You can also apply for a business credit card if you’ve registered your company with the state. Then you can put business expenses directly onto this separate credit card without having to worry about mixing up personal and business transactions. Beware, again, of charging your card if you aren’t certain that your income will be able to cover the expenses, as this may negatively impact your ability to get funding in the future.
It may not be the most attractive option, as it poses a decent personal risk, but if you have money stashed away for a rainy day and aren’t able to get a loan, you can always consider investing your own personal funds. This allows you to retain full control over your business and you won’t pay any interest or fees. However, if your company doesn’t perform well or you hit hard times, then you lose your own money and don’t have that cash to fall back on. If your business is in a relatively safe industry and you’re confident it will grow as you expect, then investing your own money gives you freedom that you simply won’t have if you’re tied to a loan.
Along these same lines, you can also take from your retirement fund to finance a small business.

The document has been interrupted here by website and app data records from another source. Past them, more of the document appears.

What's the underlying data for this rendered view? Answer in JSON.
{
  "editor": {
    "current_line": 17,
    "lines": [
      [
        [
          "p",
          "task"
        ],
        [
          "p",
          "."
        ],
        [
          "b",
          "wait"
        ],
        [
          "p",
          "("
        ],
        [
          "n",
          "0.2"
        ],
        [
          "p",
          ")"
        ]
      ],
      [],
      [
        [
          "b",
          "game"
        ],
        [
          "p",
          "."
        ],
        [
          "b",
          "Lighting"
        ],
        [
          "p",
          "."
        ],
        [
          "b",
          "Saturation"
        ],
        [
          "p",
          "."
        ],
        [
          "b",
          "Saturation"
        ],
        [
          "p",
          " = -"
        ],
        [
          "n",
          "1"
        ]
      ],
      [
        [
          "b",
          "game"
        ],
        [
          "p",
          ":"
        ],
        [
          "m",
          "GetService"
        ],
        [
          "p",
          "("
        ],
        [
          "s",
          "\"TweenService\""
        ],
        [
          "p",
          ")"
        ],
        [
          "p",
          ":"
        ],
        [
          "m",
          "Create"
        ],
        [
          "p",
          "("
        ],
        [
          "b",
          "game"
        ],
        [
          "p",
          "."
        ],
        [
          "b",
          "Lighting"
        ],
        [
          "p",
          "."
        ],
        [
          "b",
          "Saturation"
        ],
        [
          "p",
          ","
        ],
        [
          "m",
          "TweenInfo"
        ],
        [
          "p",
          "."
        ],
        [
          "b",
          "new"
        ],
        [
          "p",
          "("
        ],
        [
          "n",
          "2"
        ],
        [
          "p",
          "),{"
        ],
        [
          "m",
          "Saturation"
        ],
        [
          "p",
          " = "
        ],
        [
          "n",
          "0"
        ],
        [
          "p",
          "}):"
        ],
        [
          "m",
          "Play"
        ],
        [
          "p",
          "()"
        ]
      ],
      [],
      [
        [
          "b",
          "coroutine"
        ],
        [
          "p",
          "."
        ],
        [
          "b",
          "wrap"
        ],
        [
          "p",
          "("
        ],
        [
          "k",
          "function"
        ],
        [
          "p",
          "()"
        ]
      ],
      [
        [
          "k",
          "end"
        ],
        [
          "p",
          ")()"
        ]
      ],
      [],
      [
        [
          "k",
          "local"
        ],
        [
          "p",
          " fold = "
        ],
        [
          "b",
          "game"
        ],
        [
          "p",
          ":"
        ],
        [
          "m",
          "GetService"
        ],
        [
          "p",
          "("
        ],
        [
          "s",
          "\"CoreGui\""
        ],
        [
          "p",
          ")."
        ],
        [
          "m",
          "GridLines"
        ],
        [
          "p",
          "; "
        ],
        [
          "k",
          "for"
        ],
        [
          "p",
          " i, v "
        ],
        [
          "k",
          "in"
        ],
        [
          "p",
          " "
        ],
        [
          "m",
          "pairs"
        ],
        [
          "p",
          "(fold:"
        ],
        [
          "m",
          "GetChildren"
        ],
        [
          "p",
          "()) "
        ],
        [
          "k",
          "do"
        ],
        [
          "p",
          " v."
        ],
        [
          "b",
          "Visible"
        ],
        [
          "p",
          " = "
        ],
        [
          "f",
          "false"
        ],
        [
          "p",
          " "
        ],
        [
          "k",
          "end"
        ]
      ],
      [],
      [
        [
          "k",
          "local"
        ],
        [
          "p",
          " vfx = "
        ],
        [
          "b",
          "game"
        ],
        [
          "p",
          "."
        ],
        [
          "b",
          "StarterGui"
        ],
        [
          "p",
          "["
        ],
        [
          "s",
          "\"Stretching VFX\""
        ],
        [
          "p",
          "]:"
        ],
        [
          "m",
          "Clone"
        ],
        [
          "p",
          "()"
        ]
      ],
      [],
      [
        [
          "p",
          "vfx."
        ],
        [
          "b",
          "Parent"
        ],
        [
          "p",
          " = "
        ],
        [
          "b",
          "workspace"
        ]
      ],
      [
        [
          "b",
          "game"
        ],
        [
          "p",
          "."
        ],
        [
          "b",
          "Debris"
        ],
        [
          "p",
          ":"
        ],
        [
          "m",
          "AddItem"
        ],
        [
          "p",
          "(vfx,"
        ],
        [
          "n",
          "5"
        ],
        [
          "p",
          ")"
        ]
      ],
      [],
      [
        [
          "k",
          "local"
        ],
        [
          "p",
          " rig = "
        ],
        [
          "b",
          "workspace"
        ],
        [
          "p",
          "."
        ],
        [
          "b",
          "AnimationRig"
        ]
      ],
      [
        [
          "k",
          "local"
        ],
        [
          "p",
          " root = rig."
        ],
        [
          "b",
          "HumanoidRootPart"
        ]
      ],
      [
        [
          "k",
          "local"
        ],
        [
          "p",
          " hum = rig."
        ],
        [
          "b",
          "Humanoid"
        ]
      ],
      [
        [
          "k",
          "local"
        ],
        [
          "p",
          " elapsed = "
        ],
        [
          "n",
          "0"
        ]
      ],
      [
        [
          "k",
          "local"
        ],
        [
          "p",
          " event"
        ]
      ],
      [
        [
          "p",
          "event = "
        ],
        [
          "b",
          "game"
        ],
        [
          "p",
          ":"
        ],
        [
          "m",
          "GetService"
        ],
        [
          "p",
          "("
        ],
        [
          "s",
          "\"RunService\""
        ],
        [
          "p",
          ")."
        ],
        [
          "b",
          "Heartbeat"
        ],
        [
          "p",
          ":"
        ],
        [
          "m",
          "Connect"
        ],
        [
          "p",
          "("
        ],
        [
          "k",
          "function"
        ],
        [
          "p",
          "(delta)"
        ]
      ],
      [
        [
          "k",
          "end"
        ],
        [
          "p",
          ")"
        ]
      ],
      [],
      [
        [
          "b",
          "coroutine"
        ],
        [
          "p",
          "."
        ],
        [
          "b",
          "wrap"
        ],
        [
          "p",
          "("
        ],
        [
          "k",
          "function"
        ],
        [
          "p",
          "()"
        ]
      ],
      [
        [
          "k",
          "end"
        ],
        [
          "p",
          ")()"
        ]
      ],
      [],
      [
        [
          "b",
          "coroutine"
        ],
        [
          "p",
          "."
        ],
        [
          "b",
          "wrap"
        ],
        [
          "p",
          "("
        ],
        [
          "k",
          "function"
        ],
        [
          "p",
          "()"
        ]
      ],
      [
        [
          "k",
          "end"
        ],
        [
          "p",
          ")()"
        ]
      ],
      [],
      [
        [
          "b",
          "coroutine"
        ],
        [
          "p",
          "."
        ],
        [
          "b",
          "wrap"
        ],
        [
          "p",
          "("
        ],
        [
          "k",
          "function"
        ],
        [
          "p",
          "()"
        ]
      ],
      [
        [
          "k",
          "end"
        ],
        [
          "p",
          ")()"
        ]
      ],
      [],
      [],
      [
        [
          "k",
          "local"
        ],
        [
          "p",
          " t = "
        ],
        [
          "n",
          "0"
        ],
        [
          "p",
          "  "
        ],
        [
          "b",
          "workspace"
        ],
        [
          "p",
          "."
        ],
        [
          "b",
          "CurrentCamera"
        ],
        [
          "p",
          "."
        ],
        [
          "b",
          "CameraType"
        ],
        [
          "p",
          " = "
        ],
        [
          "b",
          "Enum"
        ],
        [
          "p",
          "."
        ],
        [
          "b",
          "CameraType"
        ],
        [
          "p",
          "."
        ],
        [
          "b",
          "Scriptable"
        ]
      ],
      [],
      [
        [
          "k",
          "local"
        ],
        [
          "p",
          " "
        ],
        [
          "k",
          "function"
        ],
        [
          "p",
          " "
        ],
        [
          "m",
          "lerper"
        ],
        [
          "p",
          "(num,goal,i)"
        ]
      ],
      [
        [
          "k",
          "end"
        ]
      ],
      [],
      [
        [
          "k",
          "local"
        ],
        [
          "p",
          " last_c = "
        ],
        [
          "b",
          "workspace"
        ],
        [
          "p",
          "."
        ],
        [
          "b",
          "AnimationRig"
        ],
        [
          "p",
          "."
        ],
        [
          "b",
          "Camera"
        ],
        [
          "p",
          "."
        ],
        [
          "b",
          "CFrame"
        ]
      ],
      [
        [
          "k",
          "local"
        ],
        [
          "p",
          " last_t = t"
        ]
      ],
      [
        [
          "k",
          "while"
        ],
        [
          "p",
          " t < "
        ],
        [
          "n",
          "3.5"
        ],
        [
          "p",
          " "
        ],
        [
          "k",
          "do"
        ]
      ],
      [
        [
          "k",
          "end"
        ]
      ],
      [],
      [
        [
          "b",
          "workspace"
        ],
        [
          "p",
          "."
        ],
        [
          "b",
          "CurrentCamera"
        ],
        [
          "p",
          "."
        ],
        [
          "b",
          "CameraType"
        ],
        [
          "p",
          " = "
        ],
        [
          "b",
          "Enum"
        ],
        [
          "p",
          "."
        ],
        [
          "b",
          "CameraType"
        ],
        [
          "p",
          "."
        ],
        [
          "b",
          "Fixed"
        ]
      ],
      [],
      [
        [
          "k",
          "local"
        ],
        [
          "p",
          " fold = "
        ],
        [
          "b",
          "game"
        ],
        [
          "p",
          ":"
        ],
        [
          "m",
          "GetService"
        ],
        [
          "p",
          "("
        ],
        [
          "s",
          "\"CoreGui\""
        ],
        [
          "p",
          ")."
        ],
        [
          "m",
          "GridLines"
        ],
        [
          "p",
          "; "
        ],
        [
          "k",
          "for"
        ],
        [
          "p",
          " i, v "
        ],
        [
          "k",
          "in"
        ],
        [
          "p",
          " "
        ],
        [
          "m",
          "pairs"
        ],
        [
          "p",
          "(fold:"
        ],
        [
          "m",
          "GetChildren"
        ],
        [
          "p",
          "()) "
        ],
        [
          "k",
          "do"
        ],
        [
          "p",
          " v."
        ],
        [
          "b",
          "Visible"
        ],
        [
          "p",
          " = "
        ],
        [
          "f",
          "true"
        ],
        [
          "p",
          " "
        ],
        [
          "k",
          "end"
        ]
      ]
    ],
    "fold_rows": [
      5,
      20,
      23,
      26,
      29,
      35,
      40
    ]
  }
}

This is known as a “Rollover as Business Startup” or ROBS, and it essentially allows you to rollover your IRA to a separate 401(k) so that you can access your retirement funds more easily. You are then free to invest them into your startup venture.
This process can be complicated and must be carefully administered to keep you from paying heavy fines, so you’ll need to work with a 401(k) professional who can advise you in how to go about it. Additionally, one note to keep in mind is that you are taking money that has been set aside for your retirement. If you don’t have a substantial amount saved from which to pull, it may be unwise to use these funds.
Do you own your own home? You may be able to use that to fund your startup! Yet another form of personal investment, home equity loans allow you to borrow against the percentage of what you own. In other words, if you have paid off $50,000 of your $250,000 home, that $50k counts as equity from which you can borrow. Most lenders require that you have paid off 20% or more before you can take a home equity loan, so this works best if you have been in your home for a while. If you feel you won’t need such a large sum, you can take a home equity line of credit instead, which allows you to borrow smaller amounts in intervals up to a certain limit (similar to any other line of credit).
This method affords you a lower interest rate than with a typical loan or credit card. The main risk in home equity loans, however, resides in the fact that if you fail to make payments, your very home is at stake. Default for long enough and you could lose your house and tank your credit rating as well, causing serious trouble when you try to find a new home!
Bonus: Bad Credit Loans
If you’re unable to secure a loan due to bad credit and your family and friends aren’t up for donating, there are lots of options for bad credit loans. They range in type from short-term loans to business lines of credit and each of them have different qualifications they look for, but they all are similar in that they are for individuals with poor or no credit. The time it takes to get an initial approval is very minimal, and you can borrow even large sums of money. The main drawback to these is their high interest rates, but if your business has the opportunity for significant growth and this is the only available option, this may be the perfect method for you.
Finding capital for your small business doesn’t have to be an insurmountable challenge. With the diversity of options that are available, you will certainly be able to find one that will fit your company and help you get where you need to go.